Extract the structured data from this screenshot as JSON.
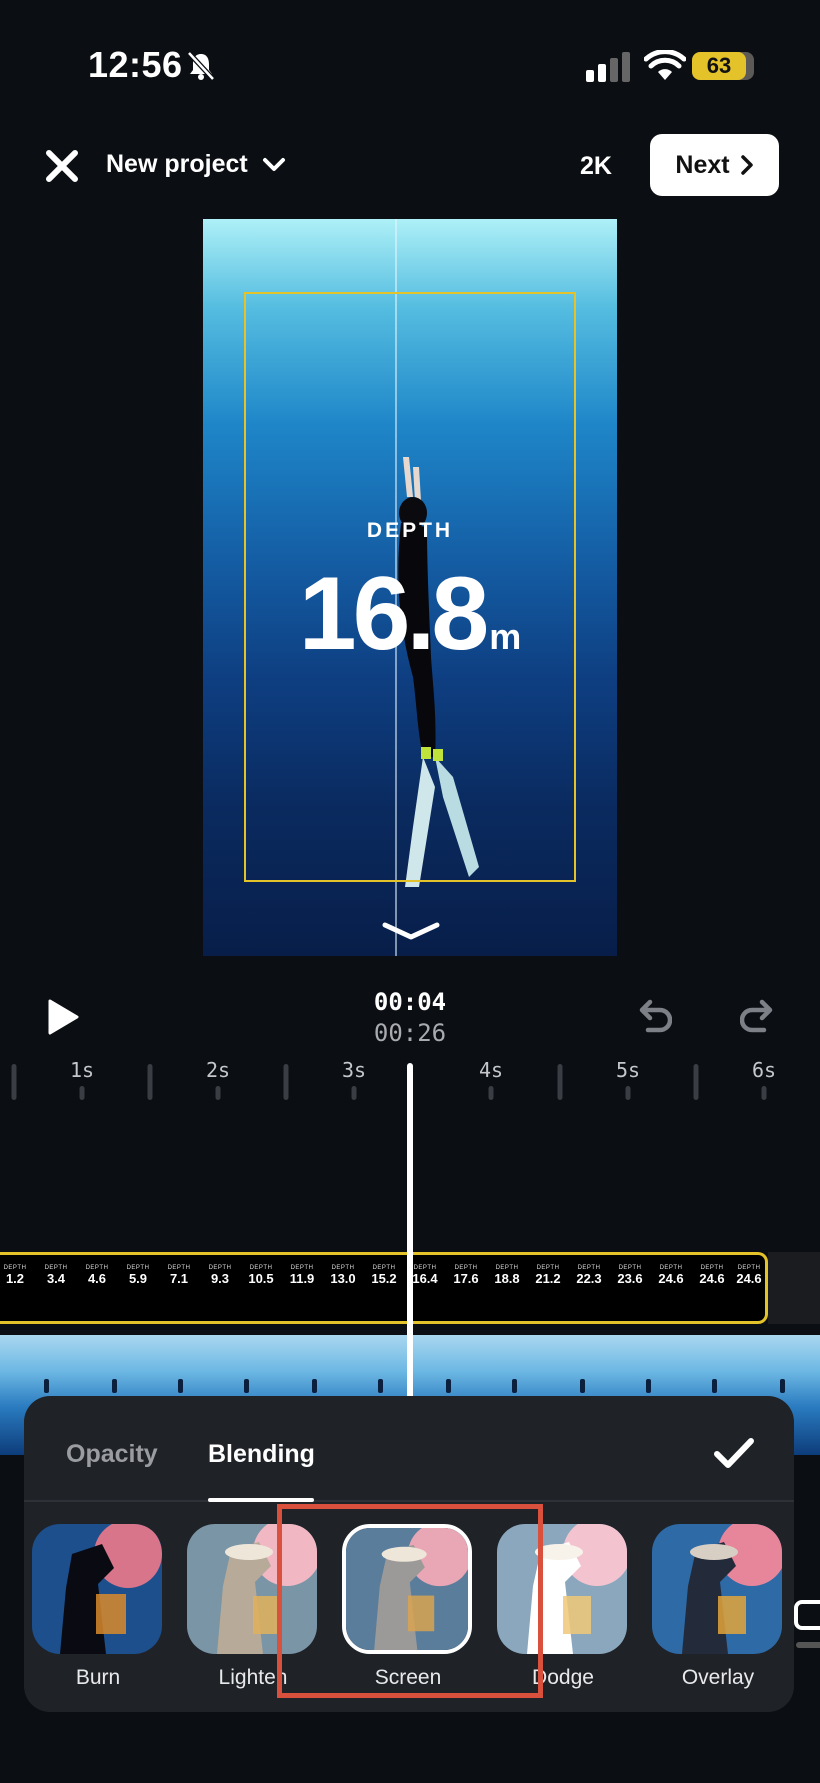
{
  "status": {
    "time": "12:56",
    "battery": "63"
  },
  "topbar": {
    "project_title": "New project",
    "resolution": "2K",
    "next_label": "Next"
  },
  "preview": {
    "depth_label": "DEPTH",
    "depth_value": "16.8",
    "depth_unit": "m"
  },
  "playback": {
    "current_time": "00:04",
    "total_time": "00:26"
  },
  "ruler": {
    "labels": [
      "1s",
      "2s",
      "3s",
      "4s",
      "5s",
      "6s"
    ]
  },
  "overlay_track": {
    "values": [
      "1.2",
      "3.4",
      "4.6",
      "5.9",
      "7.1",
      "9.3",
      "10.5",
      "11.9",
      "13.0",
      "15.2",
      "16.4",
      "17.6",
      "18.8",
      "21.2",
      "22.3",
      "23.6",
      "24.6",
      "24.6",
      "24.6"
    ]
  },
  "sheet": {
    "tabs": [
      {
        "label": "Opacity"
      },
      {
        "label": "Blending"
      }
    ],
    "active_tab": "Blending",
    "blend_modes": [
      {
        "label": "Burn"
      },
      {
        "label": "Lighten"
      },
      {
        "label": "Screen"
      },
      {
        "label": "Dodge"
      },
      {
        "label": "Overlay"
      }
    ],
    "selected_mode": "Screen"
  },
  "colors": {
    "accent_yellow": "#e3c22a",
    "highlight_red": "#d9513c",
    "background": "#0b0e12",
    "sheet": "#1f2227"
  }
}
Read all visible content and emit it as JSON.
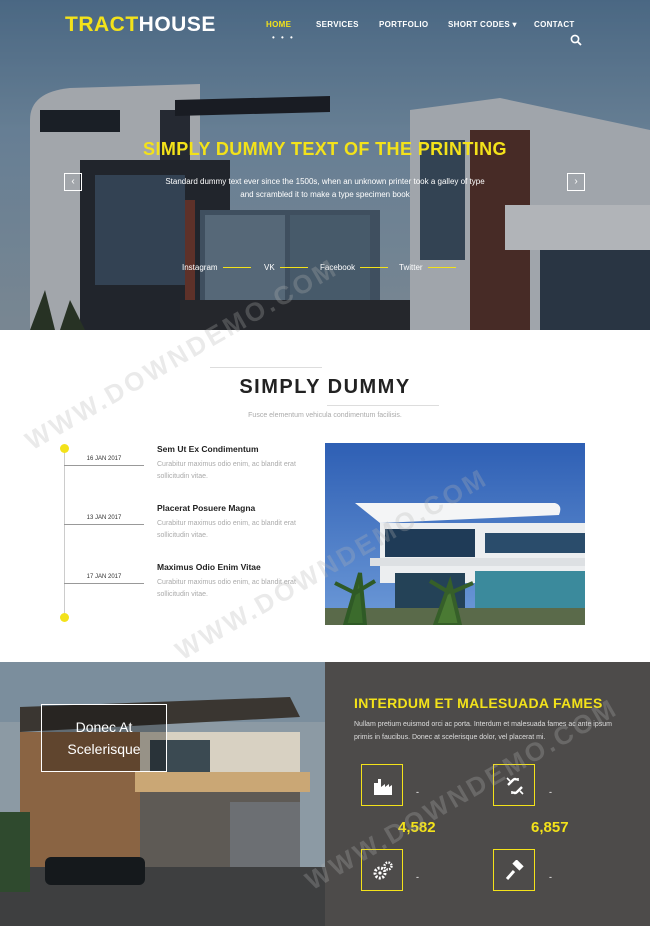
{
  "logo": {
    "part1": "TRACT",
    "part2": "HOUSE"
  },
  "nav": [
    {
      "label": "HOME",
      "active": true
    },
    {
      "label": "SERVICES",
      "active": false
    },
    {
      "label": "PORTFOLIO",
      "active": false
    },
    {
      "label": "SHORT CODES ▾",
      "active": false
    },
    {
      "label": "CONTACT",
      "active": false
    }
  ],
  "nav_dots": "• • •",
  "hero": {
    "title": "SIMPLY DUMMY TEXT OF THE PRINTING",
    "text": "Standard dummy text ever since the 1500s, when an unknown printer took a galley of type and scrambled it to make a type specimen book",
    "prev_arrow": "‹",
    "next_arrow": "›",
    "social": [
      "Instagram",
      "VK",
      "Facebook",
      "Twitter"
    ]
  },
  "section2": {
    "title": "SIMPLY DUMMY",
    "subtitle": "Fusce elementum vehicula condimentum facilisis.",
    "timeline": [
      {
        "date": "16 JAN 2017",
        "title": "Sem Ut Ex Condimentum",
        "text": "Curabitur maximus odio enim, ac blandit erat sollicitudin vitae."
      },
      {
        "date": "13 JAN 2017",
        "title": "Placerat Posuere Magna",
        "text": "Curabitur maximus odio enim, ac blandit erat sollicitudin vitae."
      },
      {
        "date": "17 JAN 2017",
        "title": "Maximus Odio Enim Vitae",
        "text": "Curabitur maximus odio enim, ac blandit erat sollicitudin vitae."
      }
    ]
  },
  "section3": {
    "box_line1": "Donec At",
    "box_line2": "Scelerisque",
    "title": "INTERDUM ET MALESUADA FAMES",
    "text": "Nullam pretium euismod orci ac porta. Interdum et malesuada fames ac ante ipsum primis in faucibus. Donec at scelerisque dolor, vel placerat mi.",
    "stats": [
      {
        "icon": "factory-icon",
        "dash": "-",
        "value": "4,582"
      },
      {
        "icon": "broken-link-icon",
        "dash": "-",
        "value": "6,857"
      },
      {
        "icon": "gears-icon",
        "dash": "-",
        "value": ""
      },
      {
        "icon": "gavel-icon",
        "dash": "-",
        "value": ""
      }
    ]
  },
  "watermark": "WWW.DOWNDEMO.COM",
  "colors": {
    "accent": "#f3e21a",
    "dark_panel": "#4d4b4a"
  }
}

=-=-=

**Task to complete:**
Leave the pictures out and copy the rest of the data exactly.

**Finished exercise:**
Extract the structured data from this screenshot as JSON.
{
  "status": {
    "time": "12:56",
    "battery": "63"
  },
  "topbar": {
    "project_title": "New project",
    "resolution": "2K",
    "next_label": "Next"
  },
  "preview": {
    "depth_label": "DEPTH",
    "depth_value": "16.8",
    "depth_unit": "m"
  },
  "playback": {
    "current_time": "00:04",
    "total_time": "00:26"
  },
  "ruler": {
    "labels": [
      "1s",
      "2s",
      "3s",
      "4s",
      "5s",
      "6s"
    ]
  },
  "overlay_track": {
    "values": [
      "1.2",
      "3.4",
      "4.6",
      "5.9",
      "7.1",
      "9.3",
      "10.5",
      "11.9",
      "13.0",
      "15.2",
      "16.4",
      "17.6",
      "18.8",
      "21.2",
      "22.3",
      "23.6",
      "24.6",
      "24.6",
      "24.6"
    ]
  },
  "sheet": {
    "tabs": [
      {
        "label": "Opacity"
      },
      {
        "label": "Blending"
      }
    ],
    "active_tab": "Blending",
    "blend_modes": [
      {
        "label": "Burn"
      },
      {
        "label": "Lighten"
      },
      {
        "label": "Screen"
      },
      {
        "label": "Dodge"
      },
      {
        "label": "Overlay"
      }
    ],
    "selected_mode": "Screen"
  },
  "colors": {
    "accent_yellow": "#e3c22a",
    "highlight_red": "#d9513c",
    "background": "#0b0e12",
    "sheet": "#1f2227"
  }
}
Read all visible content and emit it as JSON.
{
  "logo": {
    "part1": "TRACT",
    "part2": "HOUSE"
  },
  "nav": [
    {
      "label": "HOME",
      "active": true
    },
    {
      "label": "SERVICES",
      "active": false
    },
    {
      "label": "PORTFOLIO",
      "active": false
    },
    {
      "label": "SHORT CODES ▾",
      "active": false
    },
    {
      "label": "CONTACT",
      "active": false
    }
  ],
  "nav_dots": "• • •",
  "hero": {
    "title": "SIMPLY DUMMY TEXT OF THE PRINTING",
    "text": "Standard dummy text ever since the 1500s, when an unknown printer took a galley of type and scrambled it to make a type specimen book",
    "prev_arrow": "‹",
    "next_arrow": "›",
    "social": [
      "Instagram",
      "VK",
      "Facebook",
      "Twitter"
    ]
  },
  "section2": {
    "title": "SIMPLY DUMMY",
    "subtitle": "Fusce elementum vehicula condimentum facilisis.",
    "timeline": [
      {
        "date": "16 JAN 2017",
        "title": "Sem Ut Ex Condimentum",
        "text": "Curabitur maximus odio enim, ac blandit erat sollicitudin vitae."
      },
      {
        "date": "13 JAN 2017",
        "title": "Placerat Posuere Magna",
        "text": "Curabitur maximus odio enim, ac blandit erat sollicitudin vitae."
      },
      {
        "date": "17 JAN 2017",
        "title": "Maximus Odio Enim Vitae",
        "text": "Curabitur maximus odio enim, ac blandit erat sollicitudin vitae."
      }
    ]
  },
  "section3": {
    "box_line1": "Donec At",
    "box_line2": "Scelerisque",
    "title": "INTERDUM ET MALESUADA FAMES",
    "text": "Nullam pretium euismod orci ac porta. Interdum et malesuada fames ac ante ipsum primis in faucibus. Donec at scelerisque dolor, vel placerat mi.",
    "stats": [
      {
        "icon": "factory-icon",
        "dash": "-",
        "value": "4,582"
      },
      {
        "icon": "broken-link-icon",
        "dash": "-",
        "value": "6,857"
      },
      {
        "icon": "gears-icon",
        "dash": "-",
        "value": ""
      },
      {
        "icon": "gavel-icon",
        "dash": "-",
        "value": ""
      }
    ]
  },
  "watermark": "WWW.DOWNDEMO.COM",
  "colors": {
    "accent": "#f3e21a",
    "dark_panel": "#4d4b4a"
  }
}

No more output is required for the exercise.